Steel String Brewery’s spinoff venue and brewing site is one of the community’s newest gathering spots
By Megan Tillotson | Photography by John Michael Simpson
Growing up with two uncles who were homebrewers, Eric Knight was immersed in the beer industry early on. He always knew he wanted to create a community spot that was “welcoming, warm and casual.” When Eric and his three friends decided to launch Steel String Brewery in Carrboro in April 2013, they sought to create a local space for people to come and enjoy brews and good company.
Dubbed “Hoopla Czar,” Eric’s role ranges from event planning to management of their recent addition, Pluck Farm. Partner and co-owner Andrew Scharfenberg, the “Logistics Czar,” runs most of the back-of-house business. And the one in charge of the famous brews? That’s the “Brewing Czar” and co-owner Will Isley. (Their fourth friend and “Financial Czar” Cody Maltais left the business about a year after opening the brewery).
“For me, I was interested in creating a local community spot that is a meaningful place for people to meet up and connect with [one] another,” Eric says. “[We wanted to] be involved in growing a local music scene, and we wanted a nice, low-key but comfortable place for all sorts of different people to come together.”
The trio created yet another gathering place in May 2021 when they opened Pluck Farm. Located on the western edge of Orange County off N.C. 54, 11 miles west of the Carrboro brewery, the farm spans 37 acres. It features a pasture area home to a beer garden and flower gardens – where they also grow hops, grapes and herbs – a pond, a 13-hole disc golf course and a wooded area currently in development for a walking trail system. They purchased the land in early 2019, when they reached out to Orange County Economic Development and made a proposal to purchase the majority of the land and sell the county what they needed for an Orange County entrance to the Mountains-to-Sea trail.

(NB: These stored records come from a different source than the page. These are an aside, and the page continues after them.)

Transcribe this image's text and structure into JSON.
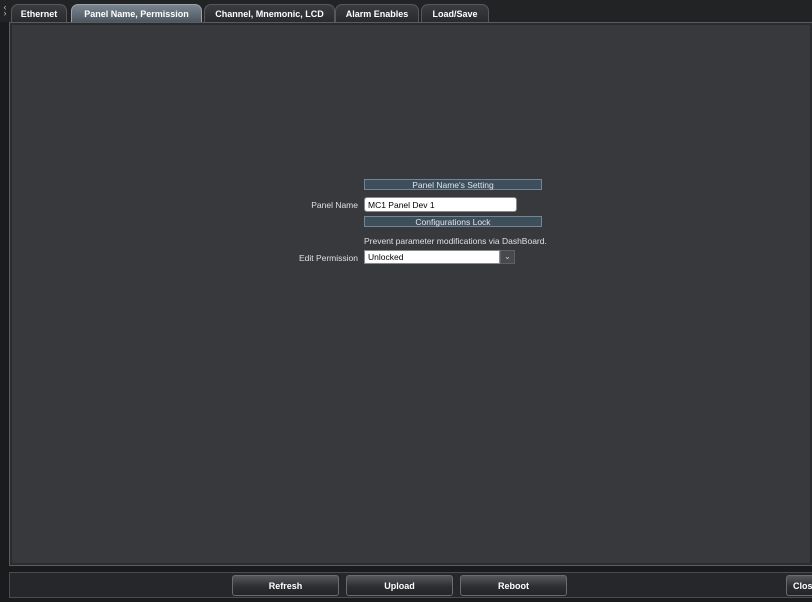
{
  "tabs": [
    {
      "label": "Ethernet"
    },
    {
      "label": "Panel Name, Permission"
    },
    {
      "label": "Channel, Mnemonic, LCD"
    },
    {
      "label": "Alarm Enables"
    },
    {
      "label": "Load/Save"
    }
  ],
  "active_tab": "Panel Name, Permission",
  "panel_section": {
    "header": "Panel Name's Setting",
    "panel_name_label": "Panel Name",
    "panel_name_value": "MC1 Panel Dev 1"
  },
  "lock_section": {
    "header": "Configurations Lock",
    "hint": "Prevent parameter modifications via DashBoard.",
    "edit_permission_label": "Edit Permission",
    "edit_permission_value": "Unlocked"
  },
  "buttons": {
    "refresh": "Refresh",
    "upload": "Upload",
    "reboot": "Reboot",
    "close": "Close"
  },
  "icons": {
    "tab_scroll": "chevron-left-right-icon",
    "dropdown": "chevron-down-icon"
  }
}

At any one time, there are typically 15 beers available at the taproom and 10 to 12 at the farm on tap or in cans. Since moving the brewing operations from Carrboro to the farm, throughout the course of the year Steel String produces 40 to 50 different brews. Inspiration for new flavors, Eric says, often comes from local agriculture and products. “We do a beer called the Beachmania, and it’s inspired by a dessert called the Atlantic Beach Pie that was invented by Bill Smith, who was the Crook’s Corner chef for a long time,” Eric says. The seasonal brews are just as popular, like their No Quarter Coffee Stout that features flavors from Carrboro Coffee Roasters coffee.
Keeping it local is important to the team, Eric emphasizes. Each Saturday, Pluck Farm holds a farmers market, inviting local growers like Cane Creek Farm and Haw River Mushrooms to set up a booth. They also partner with hunger relief organizations like TABLE, PORCH and Farmer Foodshare to give back to the community through profit-sharing nights. “We pride ourselves on being good neighbors to folks and trying to be as locally involved as possible,” Eric says.
Open Friday through Sunday, Pluck Farm welcomes all ages and four-legged friends. “I’ve found on an average Saturday, there’s probably 25 children and 10 dogs,” Eric says. “It’s been a really great space for [people] to bring their kids to. Parents can enjoy a beer and food from a food truck, talk to the adults and let their kids play safely.”
Food trucks like Pork in the Road and The Tasty Turkey-Cue are often parked at the farm, and customers like Theo Kassebaum enjoy them as a complement to a favorite brew. “I started going to Steel String [in Carrboro] in the summer of 2020,” Theo says. “As far as Pluck Farm goes, the outdoor space is lovely, and I always look forward to seeing what food trucks will be around on the weekend!” As a graduate student at UNC, she finds it a great place to be productive in the afternoons and evenings or just spend time with family and friends.
For the future of Steel String and Pluck Farm, Eric says he and the team are working to settle in, with production expanding from 800 barrels a year to roughly 1,200 barrels since brewing moved to Pluck Farm. “We’re definitely focusing on the everyday experience and want [Pluck Farm] to be a relaxing place where people know they can come and share a beer with a friend, get food truck food and just sit on a picnic table in a beautiful space,” he says. CHM